2013’s Most Ridiculous Ways to Die
Heart disease, cancer, car accidents and falls might be amongst the most common ways for people to die, but every year across the globe there are plenty of people who buck the trend and meet their death in what might be considered unbelievable circumstances. Here we take a look at just a few examples of those that have made the news so far in 2013.
Eating competition proves fatal
Eating competitions don’t just do damage to your waistline, they seem to claim lives too. Last year there was a case where someone died after eating cockroaches in a competition held at a pet store in Florida, while another man from Tunisia met his end after eating 28 raw eggs. This March, eggs were again the cause of death at an eating competition, only this time they were cooked and the contestant unfortunately choked while trying to eat as many boiled eggs as possible; the competition took place at a pub in the UK over the Easter weekend.
Spontaneous human combustion in Oklahoma
Whether or not you believe it to be possible, spontaneous human combustion seems to have claimed another victim in February. Emergency services were called to the home of Danny Vanzandt after neighbors witnessed smoke emerging from the property. What was unusual when they entered though was that there was no damage to the contents of the house, only a pile of burned out remains on the kitchen floor that police mistakenly believed to be trash. On closer inspection, it was in fact the owner’s body. While further investigations are needed to confirm the exact cause of death, the town sheriff said in relation to spontaneous human combustion that they “haven’t ruled it out”.
Death by zorbing in Russia
Rolling down a hill in a large transparent orb might not be everyone’s idea of fun, but in recent years the adventure sport of zorbing has grown in popularity and really, how dangerous can it be? Potentially fatal if not well managed, as one father from Russia found out when he tried the activity at a ski resort in January this year. The zorb that Denis Burakov and his friend, Vladmir Shcherbov, were travelling downhill in at speed strayed from its usual course, so the official at the bottom of the track was unable to prevent it from tumbling into a gorge; it rolled on for another kilometer before coming to rest at a frozen lake. Burakov died after suffering a broken back during the accident, though his companion got off lightly, experiencing only concussion. If you’re into extreme sports, maybe it’s time to arrange life insurance if you haven’t already?
Decapitated while go-carting in Turkey
You would expect it to be safer to ride a go-cart round a track than to get behind the wheel of a car and drive on the highway. Not necessarily, as one student from Turkey was involved in a fatal accident go-carting in February. It wasn’t so much the impact of the crash that was the problem though, more the fact that they had not been wearing their seatbelt appropriately. Rather than wear it across her chest, Tuğba Erdoğan had wrapped the belt around her neck, causing it to tighten and cut through her neck when she hit the safety barriers. Why she didn’t use it as you would a standard safety belt remains unclear.

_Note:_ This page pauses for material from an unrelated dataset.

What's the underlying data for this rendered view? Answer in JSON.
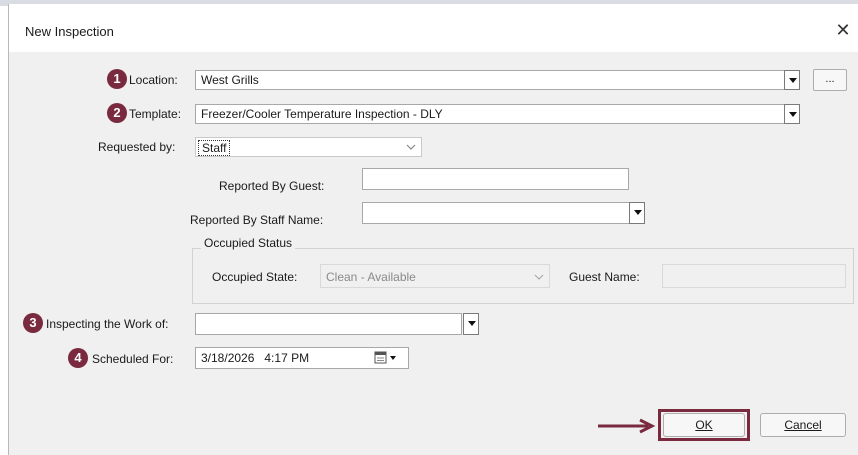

Death 3 decades after supposed recovery
According to figures from the Firearm and Injury Center, in recent years on average there have been around 30,000 fatal shootings in the US. Most of the time you would expect victims to die within hours or days. It certainly doesn’t seem likely it could have taken 30 years for a gunshot wound to be fatal. However, that’s exactly what happened to a Pennsylvanian woman, despite appearing to make a full recovery from the events of the holdup that occurred in 1982 at a boutique. For Linda Knauss, it appears that it took this length of time for complications to show themselves, by which time it was too late; she died in March of this year. The duration that elapsed till her death may also mean that a murder charge may not be possible. That is if the person who pulled the trigger is ever found after all these years.
Betty writes for a number of health and medical journals including Luxury Medical.